“The problem right now is rent supply,” said Scholten. “We got vacancy rates that are historically low. They’re only going to get worse when the pandemic is done and the borders are open again and it’s well-known that increasing immigration is the key to our economic survival.”

“You have supply and demand issues there and the province of New Brunswick is telling the supply end of this, ‘don’t do business here in New Brunswick.’ For the most part, we’re not seeing outside developers coming into New Brunswick.”

For local developers like Colpitt’s, Scholten says, they continue to build because they want to keep their construction teams working. But with the double property tax along with skyrocketing supply costs, the units they are building need to be in the higher price range.

To think that a developer with today’s building costs can build an apartment building and charge $750 for a two-bedroom apartment, the numbers just doesn’t work,” he says.

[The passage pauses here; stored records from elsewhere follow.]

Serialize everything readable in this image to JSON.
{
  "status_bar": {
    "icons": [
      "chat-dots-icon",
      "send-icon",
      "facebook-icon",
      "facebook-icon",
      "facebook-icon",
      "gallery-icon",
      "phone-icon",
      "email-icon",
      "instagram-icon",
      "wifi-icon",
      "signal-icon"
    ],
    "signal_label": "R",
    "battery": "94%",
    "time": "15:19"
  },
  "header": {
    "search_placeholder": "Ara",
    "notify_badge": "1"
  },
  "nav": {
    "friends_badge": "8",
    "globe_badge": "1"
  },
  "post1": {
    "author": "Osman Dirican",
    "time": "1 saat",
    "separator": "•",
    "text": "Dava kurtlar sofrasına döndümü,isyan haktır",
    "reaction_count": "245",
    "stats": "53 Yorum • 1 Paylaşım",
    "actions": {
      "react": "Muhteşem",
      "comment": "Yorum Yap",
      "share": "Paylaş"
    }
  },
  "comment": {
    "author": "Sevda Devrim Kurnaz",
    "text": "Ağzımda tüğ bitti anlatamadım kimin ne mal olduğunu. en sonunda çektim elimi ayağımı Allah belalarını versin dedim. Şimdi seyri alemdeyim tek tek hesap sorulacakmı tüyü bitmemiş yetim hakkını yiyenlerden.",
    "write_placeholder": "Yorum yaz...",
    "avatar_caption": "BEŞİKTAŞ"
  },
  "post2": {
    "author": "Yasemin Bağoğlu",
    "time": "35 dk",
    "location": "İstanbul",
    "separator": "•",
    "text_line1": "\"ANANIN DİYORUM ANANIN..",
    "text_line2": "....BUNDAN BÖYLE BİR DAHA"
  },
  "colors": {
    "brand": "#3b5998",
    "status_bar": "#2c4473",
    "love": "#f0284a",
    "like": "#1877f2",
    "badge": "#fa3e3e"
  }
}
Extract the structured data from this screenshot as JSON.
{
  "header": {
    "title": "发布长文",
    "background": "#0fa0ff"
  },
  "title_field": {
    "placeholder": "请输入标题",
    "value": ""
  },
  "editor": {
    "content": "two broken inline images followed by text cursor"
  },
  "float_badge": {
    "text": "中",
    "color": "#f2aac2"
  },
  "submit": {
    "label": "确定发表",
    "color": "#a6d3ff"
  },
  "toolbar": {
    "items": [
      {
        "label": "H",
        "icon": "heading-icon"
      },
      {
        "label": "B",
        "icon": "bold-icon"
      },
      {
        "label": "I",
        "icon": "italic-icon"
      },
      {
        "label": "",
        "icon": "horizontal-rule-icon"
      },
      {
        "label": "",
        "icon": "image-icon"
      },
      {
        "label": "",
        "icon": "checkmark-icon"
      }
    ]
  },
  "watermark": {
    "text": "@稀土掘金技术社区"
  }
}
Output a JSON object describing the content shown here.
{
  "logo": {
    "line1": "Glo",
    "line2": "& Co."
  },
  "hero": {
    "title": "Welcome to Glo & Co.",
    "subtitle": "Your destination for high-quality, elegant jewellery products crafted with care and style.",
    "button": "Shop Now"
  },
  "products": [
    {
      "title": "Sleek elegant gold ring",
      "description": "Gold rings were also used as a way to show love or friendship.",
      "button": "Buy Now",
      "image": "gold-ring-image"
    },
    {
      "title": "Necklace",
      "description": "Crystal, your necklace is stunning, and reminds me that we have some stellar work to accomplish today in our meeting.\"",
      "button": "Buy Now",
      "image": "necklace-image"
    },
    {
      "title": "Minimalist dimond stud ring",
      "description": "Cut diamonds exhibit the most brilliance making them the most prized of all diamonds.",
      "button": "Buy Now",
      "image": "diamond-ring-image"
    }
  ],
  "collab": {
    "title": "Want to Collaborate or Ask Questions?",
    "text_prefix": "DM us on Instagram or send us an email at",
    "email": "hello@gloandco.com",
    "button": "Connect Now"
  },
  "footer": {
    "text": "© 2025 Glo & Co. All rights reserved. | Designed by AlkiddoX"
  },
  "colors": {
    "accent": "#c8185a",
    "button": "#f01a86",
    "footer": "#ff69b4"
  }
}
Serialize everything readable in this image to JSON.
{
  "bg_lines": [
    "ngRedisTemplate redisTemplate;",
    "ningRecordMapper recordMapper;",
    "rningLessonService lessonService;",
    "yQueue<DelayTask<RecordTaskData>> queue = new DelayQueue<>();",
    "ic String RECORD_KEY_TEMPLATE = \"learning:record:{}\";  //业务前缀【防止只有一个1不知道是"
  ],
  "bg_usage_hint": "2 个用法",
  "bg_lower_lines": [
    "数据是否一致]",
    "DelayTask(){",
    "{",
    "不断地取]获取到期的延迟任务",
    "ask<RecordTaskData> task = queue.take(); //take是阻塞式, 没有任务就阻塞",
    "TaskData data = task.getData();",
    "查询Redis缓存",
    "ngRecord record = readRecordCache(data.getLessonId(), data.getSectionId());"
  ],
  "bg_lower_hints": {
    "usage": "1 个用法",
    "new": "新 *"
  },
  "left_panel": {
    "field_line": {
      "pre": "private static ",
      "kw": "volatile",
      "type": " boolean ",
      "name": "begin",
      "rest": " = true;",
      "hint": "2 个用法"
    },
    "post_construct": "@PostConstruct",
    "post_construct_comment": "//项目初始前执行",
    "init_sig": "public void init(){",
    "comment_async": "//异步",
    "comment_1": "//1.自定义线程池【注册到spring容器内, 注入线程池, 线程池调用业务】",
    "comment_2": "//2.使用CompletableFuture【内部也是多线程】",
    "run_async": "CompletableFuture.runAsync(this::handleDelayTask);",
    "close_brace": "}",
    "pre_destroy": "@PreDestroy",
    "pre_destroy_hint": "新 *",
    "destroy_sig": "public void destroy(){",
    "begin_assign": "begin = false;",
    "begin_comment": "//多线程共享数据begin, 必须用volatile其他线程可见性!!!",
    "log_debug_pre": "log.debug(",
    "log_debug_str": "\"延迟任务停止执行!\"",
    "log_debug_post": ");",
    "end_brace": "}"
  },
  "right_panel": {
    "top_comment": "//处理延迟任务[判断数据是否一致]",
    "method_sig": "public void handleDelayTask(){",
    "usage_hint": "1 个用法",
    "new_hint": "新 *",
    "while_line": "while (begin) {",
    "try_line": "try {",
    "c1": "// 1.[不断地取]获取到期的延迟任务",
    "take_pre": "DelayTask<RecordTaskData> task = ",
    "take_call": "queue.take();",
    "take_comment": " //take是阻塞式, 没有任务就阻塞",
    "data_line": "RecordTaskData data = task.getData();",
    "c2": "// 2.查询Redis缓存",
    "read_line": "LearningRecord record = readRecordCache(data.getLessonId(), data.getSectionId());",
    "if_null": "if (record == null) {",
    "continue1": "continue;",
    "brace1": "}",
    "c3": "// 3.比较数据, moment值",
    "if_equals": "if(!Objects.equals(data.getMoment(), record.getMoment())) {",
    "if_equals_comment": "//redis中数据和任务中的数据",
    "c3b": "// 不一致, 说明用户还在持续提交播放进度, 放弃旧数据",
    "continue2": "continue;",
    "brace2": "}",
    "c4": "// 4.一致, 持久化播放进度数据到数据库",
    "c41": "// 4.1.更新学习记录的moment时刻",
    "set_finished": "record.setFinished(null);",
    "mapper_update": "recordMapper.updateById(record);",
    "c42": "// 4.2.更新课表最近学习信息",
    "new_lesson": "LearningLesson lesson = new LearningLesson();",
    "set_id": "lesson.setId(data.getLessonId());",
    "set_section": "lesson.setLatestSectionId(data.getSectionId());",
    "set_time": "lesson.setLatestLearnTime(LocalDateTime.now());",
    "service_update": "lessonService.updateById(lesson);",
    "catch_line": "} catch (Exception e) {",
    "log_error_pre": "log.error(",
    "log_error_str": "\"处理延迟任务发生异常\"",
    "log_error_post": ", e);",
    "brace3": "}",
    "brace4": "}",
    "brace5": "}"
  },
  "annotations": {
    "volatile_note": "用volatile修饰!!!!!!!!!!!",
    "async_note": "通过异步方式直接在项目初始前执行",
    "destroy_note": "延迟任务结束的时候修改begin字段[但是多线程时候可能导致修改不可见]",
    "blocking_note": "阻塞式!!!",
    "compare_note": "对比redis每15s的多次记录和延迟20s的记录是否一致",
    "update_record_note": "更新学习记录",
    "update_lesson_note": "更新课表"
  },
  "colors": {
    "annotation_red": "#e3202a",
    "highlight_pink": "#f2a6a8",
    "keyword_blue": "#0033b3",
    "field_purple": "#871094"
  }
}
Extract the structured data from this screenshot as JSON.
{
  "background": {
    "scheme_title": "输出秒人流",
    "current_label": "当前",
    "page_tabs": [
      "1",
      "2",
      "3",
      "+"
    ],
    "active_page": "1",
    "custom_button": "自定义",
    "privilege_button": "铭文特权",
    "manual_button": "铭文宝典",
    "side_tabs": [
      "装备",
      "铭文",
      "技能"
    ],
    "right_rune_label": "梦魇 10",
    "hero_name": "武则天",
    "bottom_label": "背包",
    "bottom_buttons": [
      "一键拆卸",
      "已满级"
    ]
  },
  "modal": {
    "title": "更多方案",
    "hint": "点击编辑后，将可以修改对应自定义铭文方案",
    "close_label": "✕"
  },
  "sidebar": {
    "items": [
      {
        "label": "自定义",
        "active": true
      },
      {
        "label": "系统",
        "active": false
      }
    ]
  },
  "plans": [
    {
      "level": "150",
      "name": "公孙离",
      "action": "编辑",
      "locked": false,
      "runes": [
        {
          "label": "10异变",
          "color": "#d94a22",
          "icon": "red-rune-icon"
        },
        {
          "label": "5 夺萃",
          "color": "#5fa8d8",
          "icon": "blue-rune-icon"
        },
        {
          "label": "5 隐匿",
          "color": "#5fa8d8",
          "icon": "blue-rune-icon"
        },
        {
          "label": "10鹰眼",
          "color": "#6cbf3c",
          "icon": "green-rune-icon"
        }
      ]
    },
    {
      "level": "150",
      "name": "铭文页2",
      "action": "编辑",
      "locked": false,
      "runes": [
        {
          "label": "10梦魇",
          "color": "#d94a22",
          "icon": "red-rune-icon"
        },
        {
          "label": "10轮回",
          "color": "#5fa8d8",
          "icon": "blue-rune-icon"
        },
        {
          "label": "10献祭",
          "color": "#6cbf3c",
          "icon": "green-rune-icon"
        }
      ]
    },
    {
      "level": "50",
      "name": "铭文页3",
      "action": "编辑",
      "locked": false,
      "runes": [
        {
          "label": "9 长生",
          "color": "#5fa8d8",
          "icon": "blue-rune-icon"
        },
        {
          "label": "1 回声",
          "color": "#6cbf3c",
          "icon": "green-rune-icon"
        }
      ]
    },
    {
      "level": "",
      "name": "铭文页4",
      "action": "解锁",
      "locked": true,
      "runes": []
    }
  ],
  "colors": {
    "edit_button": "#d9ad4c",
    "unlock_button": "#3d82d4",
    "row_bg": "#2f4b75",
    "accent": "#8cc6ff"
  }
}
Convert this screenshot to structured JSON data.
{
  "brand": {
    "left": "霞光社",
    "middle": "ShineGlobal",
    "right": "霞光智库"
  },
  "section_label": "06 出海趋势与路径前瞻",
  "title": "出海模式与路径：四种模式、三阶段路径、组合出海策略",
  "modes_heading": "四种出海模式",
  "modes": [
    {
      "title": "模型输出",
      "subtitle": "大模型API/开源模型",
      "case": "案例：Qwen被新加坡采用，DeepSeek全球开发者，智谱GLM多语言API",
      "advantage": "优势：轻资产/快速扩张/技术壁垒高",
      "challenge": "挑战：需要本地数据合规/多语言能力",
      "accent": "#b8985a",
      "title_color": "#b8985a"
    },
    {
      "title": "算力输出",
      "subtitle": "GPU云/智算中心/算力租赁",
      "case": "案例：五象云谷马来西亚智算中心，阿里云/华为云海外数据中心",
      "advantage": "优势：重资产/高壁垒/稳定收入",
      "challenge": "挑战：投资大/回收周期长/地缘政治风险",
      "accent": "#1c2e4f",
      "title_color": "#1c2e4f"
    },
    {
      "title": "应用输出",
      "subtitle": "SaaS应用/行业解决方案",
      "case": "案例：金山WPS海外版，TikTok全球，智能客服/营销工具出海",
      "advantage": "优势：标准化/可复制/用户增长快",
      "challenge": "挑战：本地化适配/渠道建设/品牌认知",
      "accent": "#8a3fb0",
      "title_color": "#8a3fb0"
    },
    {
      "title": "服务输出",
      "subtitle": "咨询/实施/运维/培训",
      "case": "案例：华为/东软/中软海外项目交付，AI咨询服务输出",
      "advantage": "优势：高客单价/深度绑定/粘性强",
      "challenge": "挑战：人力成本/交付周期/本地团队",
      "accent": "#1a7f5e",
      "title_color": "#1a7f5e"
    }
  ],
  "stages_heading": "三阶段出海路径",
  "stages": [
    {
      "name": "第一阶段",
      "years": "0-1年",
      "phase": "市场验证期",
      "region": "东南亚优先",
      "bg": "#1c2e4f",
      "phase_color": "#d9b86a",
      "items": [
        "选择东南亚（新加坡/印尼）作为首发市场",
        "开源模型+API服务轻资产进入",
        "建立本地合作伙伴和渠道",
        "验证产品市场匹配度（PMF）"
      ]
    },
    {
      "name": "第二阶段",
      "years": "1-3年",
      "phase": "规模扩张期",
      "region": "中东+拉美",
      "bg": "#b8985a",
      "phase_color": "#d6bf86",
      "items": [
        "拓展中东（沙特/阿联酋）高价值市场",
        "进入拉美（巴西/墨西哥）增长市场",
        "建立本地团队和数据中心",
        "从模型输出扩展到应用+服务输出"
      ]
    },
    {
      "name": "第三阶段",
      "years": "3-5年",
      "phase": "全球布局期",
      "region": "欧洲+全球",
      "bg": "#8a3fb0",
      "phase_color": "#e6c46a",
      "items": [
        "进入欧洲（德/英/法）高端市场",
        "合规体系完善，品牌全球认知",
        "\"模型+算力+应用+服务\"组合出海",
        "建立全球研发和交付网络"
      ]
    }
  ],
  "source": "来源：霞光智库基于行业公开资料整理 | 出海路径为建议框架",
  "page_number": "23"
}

Scholten says that with the current building and operation costs (which include the double tax), they would need to charge a higher market price point for even a basic apartment. Since you’re already at that point, he says you need to build the units to attract those who can afford that higher rent.

“If we want to build and we want to have rental supply, we have to build for the empty nesters and the working professionals, the higher-end rent payers,” says Scholten. “But then, we get to a different level of expectation as well. They’re expecting granite countertops and higher finishes. We’re already across that boundary and we have to go that next step to attract those tenants.”

Though a lot of these new builds are out of a lot of New Brunswickers’ budgets, Scholten says they’re still a good thing overall because it adds to the market supply, which can help contribute to a healthy vacancy rate. When there’s a healthy vacancy rate, that also means rents often go down.

“We need to have a healthy vacancy rate … it’s all helping with the rental equation for the rental spectrum. Because we don’t have enough [units], then people are all going to have to move up the spectrum, and that’s where it becomes an affordability issue,” he says.

“If we get to a point where we’re at 5-6 percent vacancy again, then all of us that have apartment buildings are going to have to compete for that customer.”

Back in February, New Brunswick Premier Blaine Higgs launched a 90-day review of the province’s rental market to better understand the state affordable housing in the province.
Scholten says the NBAOA welcomes the review.

“Double taxation is the number one issue for the rental industry in New Brunswick,” he says. “I hope they don’t forget that when looking at that review.”

If supply costs continue to skyrocket, and double property taxation remains, Scholten says local developers will reach the point where they won’t pursue new builds.

“With building costs going up so much and property taxes not getting fixed, we’re not going to build,” he says. “We’re going to get to a point where we’re going to say “enough is enough.”


Story by: Huddle